*** INPUT DATA Section Begins ***

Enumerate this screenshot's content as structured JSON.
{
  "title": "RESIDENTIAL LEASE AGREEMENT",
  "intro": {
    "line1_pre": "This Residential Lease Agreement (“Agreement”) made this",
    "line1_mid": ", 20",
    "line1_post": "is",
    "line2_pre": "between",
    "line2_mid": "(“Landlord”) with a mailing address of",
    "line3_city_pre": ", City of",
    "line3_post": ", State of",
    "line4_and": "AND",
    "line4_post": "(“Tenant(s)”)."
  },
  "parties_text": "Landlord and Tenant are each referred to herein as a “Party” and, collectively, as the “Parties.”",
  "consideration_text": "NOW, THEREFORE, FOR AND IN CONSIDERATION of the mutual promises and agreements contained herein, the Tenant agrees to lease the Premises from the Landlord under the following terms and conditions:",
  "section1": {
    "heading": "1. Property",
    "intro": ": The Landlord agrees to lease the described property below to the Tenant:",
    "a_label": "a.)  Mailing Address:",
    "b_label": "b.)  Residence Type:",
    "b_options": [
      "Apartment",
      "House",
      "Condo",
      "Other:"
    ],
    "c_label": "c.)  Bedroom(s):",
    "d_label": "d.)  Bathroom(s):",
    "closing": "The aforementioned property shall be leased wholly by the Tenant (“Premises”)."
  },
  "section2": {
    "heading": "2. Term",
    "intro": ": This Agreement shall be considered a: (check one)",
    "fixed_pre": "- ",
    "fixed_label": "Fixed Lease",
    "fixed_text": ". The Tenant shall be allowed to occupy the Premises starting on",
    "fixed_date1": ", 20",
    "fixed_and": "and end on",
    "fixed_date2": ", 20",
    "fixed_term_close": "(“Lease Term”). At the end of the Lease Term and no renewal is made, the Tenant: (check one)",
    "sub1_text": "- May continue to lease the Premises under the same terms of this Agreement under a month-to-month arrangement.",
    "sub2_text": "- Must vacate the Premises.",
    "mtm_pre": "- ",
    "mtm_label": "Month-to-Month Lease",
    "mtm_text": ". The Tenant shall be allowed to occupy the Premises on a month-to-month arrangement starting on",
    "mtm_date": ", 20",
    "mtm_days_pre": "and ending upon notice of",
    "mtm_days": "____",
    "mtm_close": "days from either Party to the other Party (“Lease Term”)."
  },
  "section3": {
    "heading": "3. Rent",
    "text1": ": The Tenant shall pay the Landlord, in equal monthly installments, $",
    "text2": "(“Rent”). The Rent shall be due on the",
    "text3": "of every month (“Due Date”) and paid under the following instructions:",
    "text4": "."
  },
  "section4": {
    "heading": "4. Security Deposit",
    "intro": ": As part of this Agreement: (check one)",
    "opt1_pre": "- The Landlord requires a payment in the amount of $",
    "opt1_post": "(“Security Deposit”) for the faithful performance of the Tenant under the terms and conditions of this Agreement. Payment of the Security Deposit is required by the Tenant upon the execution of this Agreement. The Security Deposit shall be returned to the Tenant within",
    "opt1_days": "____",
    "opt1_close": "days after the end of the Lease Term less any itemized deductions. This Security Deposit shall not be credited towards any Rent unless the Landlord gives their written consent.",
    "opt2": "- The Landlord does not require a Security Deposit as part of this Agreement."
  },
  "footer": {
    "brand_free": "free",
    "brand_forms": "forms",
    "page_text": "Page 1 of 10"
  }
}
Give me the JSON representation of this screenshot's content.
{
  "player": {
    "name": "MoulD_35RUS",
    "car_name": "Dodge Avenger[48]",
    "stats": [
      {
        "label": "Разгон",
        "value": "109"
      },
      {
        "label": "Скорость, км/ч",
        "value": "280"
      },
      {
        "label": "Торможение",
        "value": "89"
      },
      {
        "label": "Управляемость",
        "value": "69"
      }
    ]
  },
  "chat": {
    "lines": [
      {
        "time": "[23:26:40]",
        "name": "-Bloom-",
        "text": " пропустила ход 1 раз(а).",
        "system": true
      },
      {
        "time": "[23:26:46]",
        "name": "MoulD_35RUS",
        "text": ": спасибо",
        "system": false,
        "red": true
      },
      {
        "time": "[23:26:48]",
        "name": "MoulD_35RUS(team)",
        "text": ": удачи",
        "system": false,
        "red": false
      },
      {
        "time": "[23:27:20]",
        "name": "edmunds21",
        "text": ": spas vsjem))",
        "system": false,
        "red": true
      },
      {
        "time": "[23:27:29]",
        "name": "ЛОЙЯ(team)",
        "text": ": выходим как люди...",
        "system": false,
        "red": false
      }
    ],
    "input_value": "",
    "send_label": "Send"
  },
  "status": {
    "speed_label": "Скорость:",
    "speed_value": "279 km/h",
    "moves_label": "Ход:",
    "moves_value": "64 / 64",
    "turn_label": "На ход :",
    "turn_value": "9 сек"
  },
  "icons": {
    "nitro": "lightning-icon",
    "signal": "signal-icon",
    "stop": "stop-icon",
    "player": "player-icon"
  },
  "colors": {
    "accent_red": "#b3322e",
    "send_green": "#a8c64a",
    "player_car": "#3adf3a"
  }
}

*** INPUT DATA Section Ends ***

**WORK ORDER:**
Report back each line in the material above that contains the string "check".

**RESPONSE:**
    "intro": ": This Agreement shall be considered a: (check one)",
    "fixed_term_close": "(“Lease Term”). At the end of the Lease Term and no renewal is made, the Tenant: (check one)",
    "intro": ": As part of this Agreement: (check one)",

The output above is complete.